  3. Whilst I’m inclined to agree with the verdict on the coloured baths, both in terms of the shades and the shape, I am going to reserve judgement. I can think of a number of trends that I have been unsure of initially that have, after I have seen them used in a number of settings, grown on me. Although I am never going to be a fan, I have even embraced plywood in some interiors. I remember my mother installing a bath in ‘whisper grey’ that I think wouldn’t look out of place in most modern homes, so it wasn’t all avocado and chocolate! White bathrooms have been dominant for so long it’s going to take a while for anything else to catch on, especially for those that remember them from the 70s and 80s, but perhaps it’s time for a change…on the plus side I bet they don’t show the dirt as much, so that has to be a bonus 😀

    1. That’s sort of what I think. I think we often think these things will be awful but then we see them around and get used to them and they are styled in very modern new ways and suddenly what seemed like a terrible idea seems quite interesting. When I wrote in 2009 that grey was the colour for walls I honestly never thought it would catch on! Now look.. and yes a grey bath seems quite fabulous – in a plaster pink bathroom…

    1. I hear you! Can I also make a point about the new GDPR regulations which mean that from the 25 May you have to consent to me publishing your comment. Its not enough to just make it. That means that while I can publish this one without your consent – which is implicit as you have written here with a view to contributing to the conversation, you have to actively give consent from now on. It’s complicated and I don’t fully understand all of it yet but that’s definitely part of it.

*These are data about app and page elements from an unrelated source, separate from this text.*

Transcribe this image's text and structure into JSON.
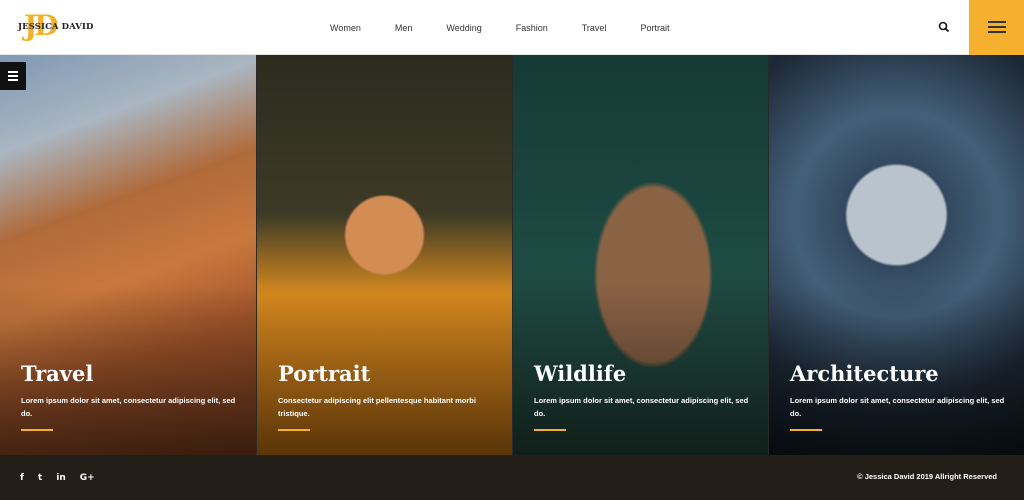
{
  "brand": {
    "monogram": "JD",
    "name": "JESSICA DAVID"
  },
  "nav": {
    "items": [
      "Women",
      "Men",
      "Wedding",
      "Fashion",
      "Travel",
      "Portrait"
    ]
  },
  "header": {
    "search_icon": "search-icon",
    "menu_icon": "hamburger-icon",
    "accent": "#f5b02e"
  },
  "panels": [
    {
      "title": "Travel",
      "text": "Lorem ipsum dolor sit amet, consectetur adipiscing elit, sed do."
    },
    {
      "title": "Portrait",
      "text": "Consectetur adipiscing elit pellentesque habitant morbi tristique."
    },
    {
      "title": "Wildlife",
      "text": "Lorem ipsum dolor sit amet, consectetur adipiscing elit, sed do."
    },
    {
      "title": "Architecture",
      "text": "Lorem ipsum dolor sit amet, consectetur adipiscing elit, sed do."
    }
  ],
  "footer": {
    "social": [
      {
        "icon": "facebook-icon",
        "label": "f"
      },
      {
        "icon": "twitter-icon",
        "label": "t"
      },
      {
        "icon": "linkedin-icon",
        "label": "in"
      },
      {
        "icon": "googleplus-icon",
        "label": "G+"
      }
    ],
    "copyright": "© Jessica David 2019 Allright Reserved"
  }
}
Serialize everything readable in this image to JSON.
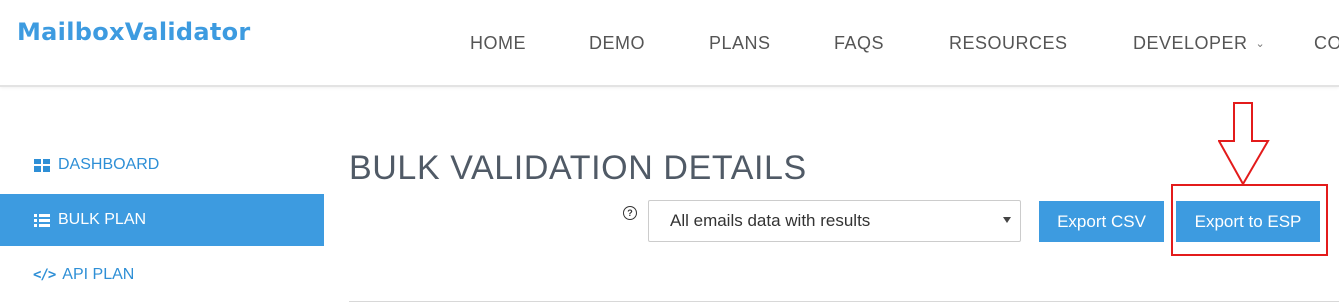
{
  "brand": {
    "logo_text": "MailboxValidator",
    "accent_color": "#3d9be0"
  },
  "nav": {
    "items": [
      {
        "label": "HOME"
      },
      {
        "label": "DEMO"
      },
      {
        "label": "PLANS"
      },
      {
        "label": "FAQS"
      },
      {
        "label": "RESOURCES"
      },
      {
        "label": "DEVELOPER",
        "has_dropdown": true
      },
      {
        "label": "CO"
      }
    ]
  },
  "sidebar": {
    "items": [
      {
        "label": "DASHBOARD",
        "icon": "dashboard-grid-icon",
        "active": false
      },
      {
        "label": "BULK PLAN",
        "icon": "list-icon",
        "active": true
      },
      {
        "label": "API PLAN",
        "icon": "code-icon",
        "icon_text": "</>",
        "active": false
      }
    ]
  },
  "main": {
    "title": "BULK VALIDATION DETAILS",
    "help_icon_glyph": "?",
    "export_select": {
      "selected": "All emails data with results"
    },
    "buttons": {
      "export_csv": "Export CSV",
      "export_esp": "Export to ESP"
    }
  },
  "annotation": {
    "color": "#e31b1b",
    "target": "Export to ESP"
  }
}
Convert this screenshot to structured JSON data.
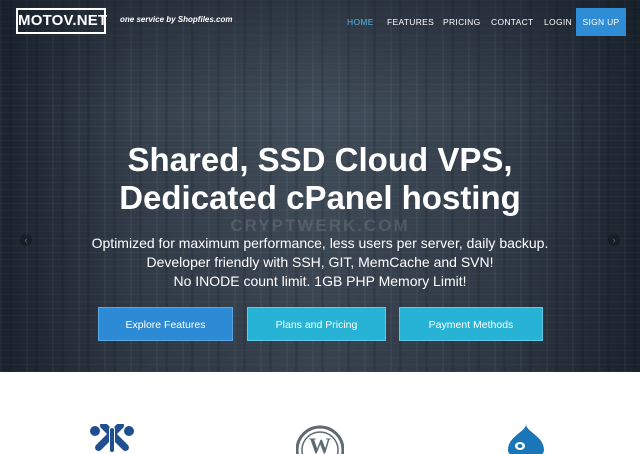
{
  "nav": {
    "logo": "MOTOV.NET",
    "tagline": "one service by Shopfiles.com",
    "items": [
      {
        "label": "HOME",
        "active": true
      },
      {
        "label": "FEATURES",
        "active": false
      },
      {
        "label": "PRICING",
        "active": false
      },
      {
        "label": "CONTACT",
        "active": false
      },
      {
        "label": "LOGIN",
        "active": false
      }
    ],
    "signup": "SIGN UP"
  },
  "hero": {
    "title_line1": "Shared, SSD Cloud VPS,",
    "title_line2": "Dedicated cPanel hosting",
    "sub_line1": "Optimized for maximum performance, less users per server, daily backup.",
    "sub_line2": "Developer friendly with SSH, GIT, MemCache and SVN!",
    "sub_line3": "No INODE count limit. 1GB PHP Memory Limit!",
    "watermark": "CRYPTWERK.COM",
    "buttons": [
      {
        "label": "Explore Features"
      },
      {
        "label": "Plans and Pricing"
      },
      {
        "label": "Payment Methods"
      }
    ],
    "prev_arrow": "‹",
    "next_arrow": "›"
  },
  "platforms": {
    "icons": [
      "joomla-icon",
      "wordpress-icon",
      "drupal-icon"
    ]
  },
  "colors": {
    "accent": "#2f8dd6",
    "button_blue": "#2d8ad4",
    "button_cyan": "#26b3d6",
    "active_nav": "#5ab4e8"
  }
}
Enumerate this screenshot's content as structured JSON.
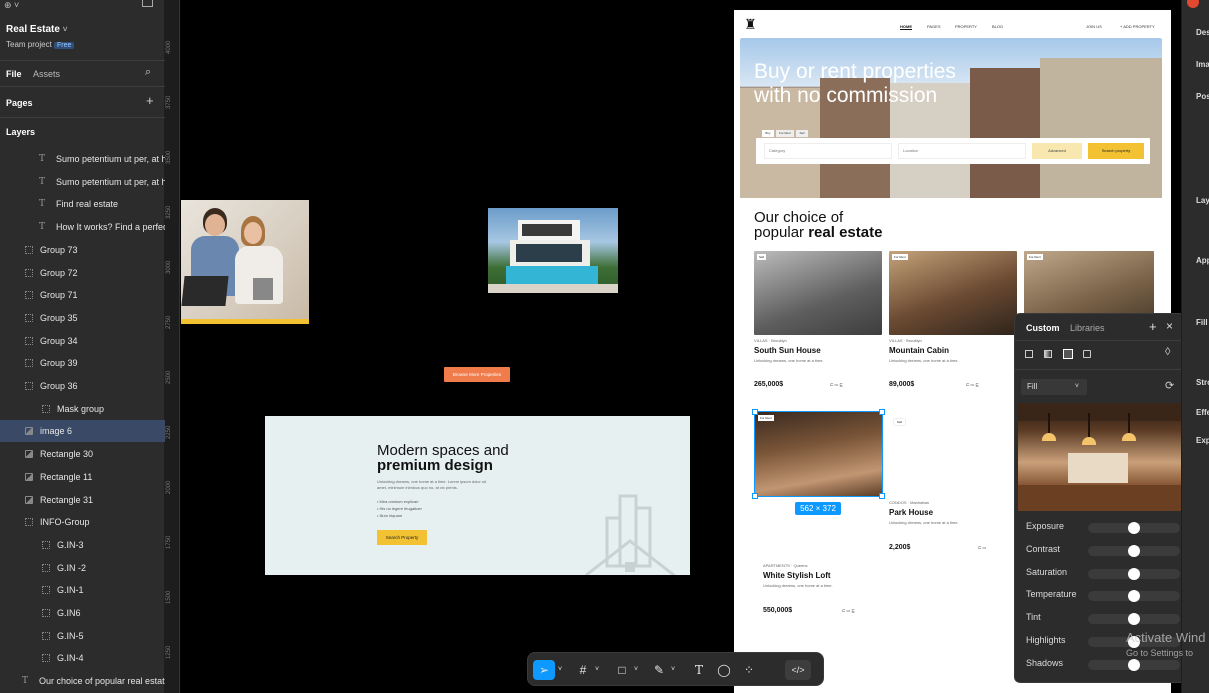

  4. I’m afraid I agree with Jane. I’ve just taken out a blue bath, a beige bath and a tomato jacuzzi style bath. All good quality from the 80’s but horrible and these offerings at Milan aren’t any more appealing .

  5. I’m going to say that I don’t like the shapes at all. The wild colours are fine – for a limited while – and the wood idea is OK, although possibly a bit hard on a northern wood to ask it to cope with a tropical atmosphere, but I find the shapes ugly, clunky or – in the case of the little wooden legged furniture, just naff. This might be an age-related thing. When you’ve already lived through that style once (50s 60s?) it doesn’t have any sense of new and exciting on its side and without that it just appears (to me) as uninteresting, unergonomic (straight legs sticking out at an angle to catch unwary feet? How… thrilling), and even a bit cheap. Which I’m sure it’s not. Cheap, that is.

  6. Hi Kate, thought I had gone off coloured bathroom suites,especially
    avocado, ’till I saw these latest ones. So eye catching. Those striped
    tiles are yummy. Love your new book.

    1. Yes I somehow felt they were quite interesting too with modern styling. So glad you like the book. Can I refer you to the earlier comment about GDPR regs for consent too x

  7. Great to read Kate – just about to renovate my bathroom – but I don’t think I will be going for the coral suite. Just ripped out an orange bathroom suite in the last house !

Comments are closed.